Exercise requirements:
Copy the data below verbatim, leaving no line out.

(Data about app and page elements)
·····

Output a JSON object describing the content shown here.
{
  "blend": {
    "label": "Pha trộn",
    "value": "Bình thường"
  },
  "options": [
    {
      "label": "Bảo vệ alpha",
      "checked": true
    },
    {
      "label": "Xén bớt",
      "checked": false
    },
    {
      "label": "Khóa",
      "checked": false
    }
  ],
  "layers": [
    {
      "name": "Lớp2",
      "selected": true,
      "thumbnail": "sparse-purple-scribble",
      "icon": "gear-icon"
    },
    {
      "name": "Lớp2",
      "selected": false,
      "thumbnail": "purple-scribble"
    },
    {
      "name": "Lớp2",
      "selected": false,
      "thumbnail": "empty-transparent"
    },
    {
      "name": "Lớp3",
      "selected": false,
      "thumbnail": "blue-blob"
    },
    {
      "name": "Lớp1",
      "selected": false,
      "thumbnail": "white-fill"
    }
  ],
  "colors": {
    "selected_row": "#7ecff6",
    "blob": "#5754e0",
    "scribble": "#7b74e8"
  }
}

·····

Problem solution:
Output a JSON object describing the content shown here.
{
  "blend": {
    "label": "Pha trộn",
    "value": "Bình thường"
  },
  "options": [
    {
      "label": "Bảo vệ alpha",
      "checked": true
    },
    {
      "label": "Xén bớt",
      "checked": false
    },
    {
      "label": "Khóa",
      "checked": false
    }
  ],
  "layers": [
    {
      "name": "Lớp2",
      "selected": true,
      "thumbnail": "sparse-purple-scribble",
      "icon": "gear-icon"
    },
    {
      "name": "Lớp2",
      "selected": false,
      "thumbnail": "purple-scribble"
    },
    {
      "name": "Lớp2",
      "selected": false,
      "thumbnail": "empty-transparent"
    },
    {
      "name": "Lớp3",
      "selected": false,
      "thumbnail": "blue-blob"
    },
    {
      "name": "Lớp1",
      "selected": false,
      "thumbnail": "white-fill"
    }
  ],
  "colors": {
    "selected_row": "#7ecff6",
    "blob": "#5754e0",
    "scribble": "#7b74e8"
  }
}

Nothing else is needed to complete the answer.